So don't sue the average user and don't totally disconnect them - downgrade their service features and make it inconvenient and costly to download unauthorized material. There will be people who'll say that there will always be hacks around whatever you do, but if you listen to that kind of thinking you'd never do anything.
I think the BPI has handled this well. By working cooperatively with ISPs, the BPI (and MPA) are dealing with people who have a stake in society, and who have to operate above ground. That's always good - find an ally who cares. Most ISPs don't want to be seen as bad guys. And it's persuasive – cooperation is good messaging for both sides.
One thing I like about Arts+Labs is that they foster a dialog between creators and technology companies that doesn't question fundamental rights. That's encouraging and is a real step toward extending the legitimate market.
Have you any reason to be optimistic about music in five years time?
In five years' time I think it’s going to be an even smaller business at the major label level. I really hope I’m wrong, I would love to be wrong, but I don’t think I am. Both major label and independent artists are going to be making more of their money from venue sales of records and merch. They'll be making some from digital, but there's a phenomenal amount of online clutter out there and getting heard above that clutter gets harder each year. I can't imagine what it's like to be the music supervisor for say Grey's Anatomy - the level of submissions must be overwhelming.
“Recorded music is something you give away in the hope of getting famous so you can get a big corporate sponsorship deal”
But I wouldn't say I'm optimistic. I'm optimistic there will be a business, and optimistic that part of it will not be dependent on digital distribution, which is a low margin business for everybody. Digital distribution is a Onesies and Twosies business and not album sales - and that's hard for the artist and for the retailer - you've got make it all happen out of about 20 cents on the dollar unless you can wrap lifestyle items around it or sell hardware. Artists dependent on digital sales are going to have a rough time. But what I'm really worried about is the influx of dependency on advertising and sponsorship.
When all music is deodorant advertising...
The corporatizing of music is starting to happen. I can't see this new music business producing another Bob Dylan - or anyone like that who openly defies corporatization. When I talk to artists who are young - 17 or 18 – many of them seem to have given up the idea of making money off recorded music. Recorded music is something you give away in the hope of getting famous so you can get a big corporate sponsorship deal. You'll have extreme commercialization on one hand, and the very indie-oriented artist on the other who rejects taking the king’s shilling. There’s not much in between.

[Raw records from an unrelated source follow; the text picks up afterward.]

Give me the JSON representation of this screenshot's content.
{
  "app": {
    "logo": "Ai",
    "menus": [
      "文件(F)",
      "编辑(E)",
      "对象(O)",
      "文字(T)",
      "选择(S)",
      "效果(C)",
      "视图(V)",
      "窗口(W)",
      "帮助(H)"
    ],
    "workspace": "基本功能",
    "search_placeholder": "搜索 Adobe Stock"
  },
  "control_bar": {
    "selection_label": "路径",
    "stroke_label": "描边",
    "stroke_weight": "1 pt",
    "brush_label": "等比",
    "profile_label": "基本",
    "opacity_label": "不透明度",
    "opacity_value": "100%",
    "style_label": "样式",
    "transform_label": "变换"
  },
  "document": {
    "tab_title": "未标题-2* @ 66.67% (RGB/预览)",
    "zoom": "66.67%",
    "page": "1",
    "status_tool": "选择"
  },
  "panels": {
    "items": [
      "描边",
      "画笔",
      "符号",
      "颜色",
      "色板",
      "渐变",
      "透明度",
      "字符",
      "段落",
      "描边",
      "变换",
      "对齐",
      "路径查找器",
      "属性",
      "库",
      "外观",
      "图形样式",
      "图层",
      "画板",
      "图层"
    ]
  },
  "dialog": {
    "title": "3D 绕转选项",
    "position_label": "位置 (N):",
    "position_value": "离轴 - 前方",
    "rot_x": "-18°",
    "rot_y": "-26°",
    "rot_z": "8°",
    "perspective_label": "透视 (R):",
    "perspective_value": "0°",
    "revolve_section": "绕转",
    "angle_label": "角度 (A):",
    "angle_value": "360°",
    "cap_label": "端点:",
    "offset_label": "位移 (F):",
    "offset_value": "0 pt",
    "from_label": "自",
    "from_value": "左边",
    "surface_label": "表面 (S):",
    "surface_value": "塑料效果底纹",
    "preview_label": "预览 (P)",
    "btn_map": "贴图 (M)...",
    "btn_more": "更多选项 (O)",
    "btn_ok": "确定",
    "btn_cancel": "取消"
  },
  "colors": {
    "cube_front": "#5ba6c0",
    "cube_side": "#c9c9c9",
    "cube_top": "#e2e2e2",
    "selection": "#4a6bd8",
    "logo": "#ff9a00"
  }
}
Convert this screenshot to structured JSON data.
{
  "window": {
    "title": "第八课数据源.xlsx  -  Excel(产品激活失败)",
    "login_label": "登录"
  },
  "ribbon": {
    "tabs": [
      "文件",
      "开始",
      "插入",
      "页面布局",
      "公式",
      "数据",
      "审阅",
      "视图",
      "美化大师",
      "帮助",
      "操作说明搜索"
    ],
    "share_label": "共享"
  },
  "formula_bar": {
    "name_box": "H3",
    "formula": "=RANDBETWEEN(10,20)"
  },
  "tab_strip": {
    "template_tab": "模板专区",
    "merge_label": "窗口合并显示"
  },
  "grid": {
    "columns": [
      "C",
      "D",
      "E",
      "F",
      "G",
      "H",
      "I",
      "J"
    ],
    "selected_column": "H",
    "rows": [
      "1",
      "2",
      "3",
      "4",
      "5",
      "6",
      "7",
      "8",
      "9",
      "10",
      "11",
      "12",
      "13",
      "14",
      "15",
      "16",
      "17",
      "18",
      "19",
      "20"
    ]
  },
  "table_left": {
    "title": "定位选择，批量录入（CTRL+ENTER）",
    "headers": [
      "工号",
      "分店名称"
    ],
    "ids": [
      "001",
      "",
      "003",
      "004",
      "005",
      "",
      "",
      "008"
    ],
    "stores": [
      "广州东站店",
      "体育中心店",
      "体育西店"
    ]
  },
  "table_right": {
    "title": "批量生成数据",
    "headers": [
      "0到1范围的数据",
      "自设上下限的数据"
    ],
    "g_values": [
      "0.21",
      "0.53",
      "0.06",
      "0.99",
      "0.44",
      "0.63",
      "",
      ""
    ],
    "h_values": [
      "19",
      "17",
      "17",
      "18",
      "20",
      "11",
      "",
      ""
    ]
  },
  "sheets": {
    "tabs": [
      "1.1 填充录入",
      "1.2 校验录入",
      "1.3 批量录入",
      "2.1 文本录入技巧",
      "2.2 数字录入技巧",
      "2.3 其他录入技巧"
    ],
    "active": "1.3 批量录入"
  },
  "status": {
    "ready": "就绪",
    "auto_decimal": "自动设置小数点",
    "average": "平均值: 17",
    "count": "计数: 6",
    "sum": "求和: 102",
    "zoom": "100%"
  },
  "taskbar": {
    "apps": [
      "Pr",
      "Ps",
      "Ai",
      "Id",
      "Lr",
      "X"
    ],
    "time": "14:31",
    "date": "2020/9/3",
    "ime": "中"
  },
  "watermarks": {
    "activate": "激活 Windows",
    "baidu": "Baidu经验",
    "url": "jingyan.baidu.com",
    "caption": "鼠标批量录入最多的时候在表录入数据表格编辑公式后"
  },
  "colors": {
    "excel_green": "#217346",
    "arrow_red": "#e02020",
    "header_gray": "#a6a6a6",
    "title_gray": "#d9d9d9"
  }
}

It's hard to tour these days - getting significant guarantees is hard in a recession. Getting a per-show guarantee that's over $700 is a major accomplishment for an independent artist, and it's hard to cover gas, hotels and food with low guarantees. You have to sell merchandise and your CDs at the shows in order to survive, and you have to be good at it.
I really don't think there's any evidence the major label business is going to turn around in any meaningful way. And now we've got a global recession.
People are talking about the "middle-class musician" – that’s about the best anyone can hope for because the depression in the music business has taken away the home run record with very few multiplatinum-selling records any more. If you're a new artist you just don't have a realistic shot at that, and less of a shot with every passing day. Until the market stabilizes - if it ever does - and some order comes back, record companies are either going to severely downsize even further than they already have, or someone’s going to go out of business. ®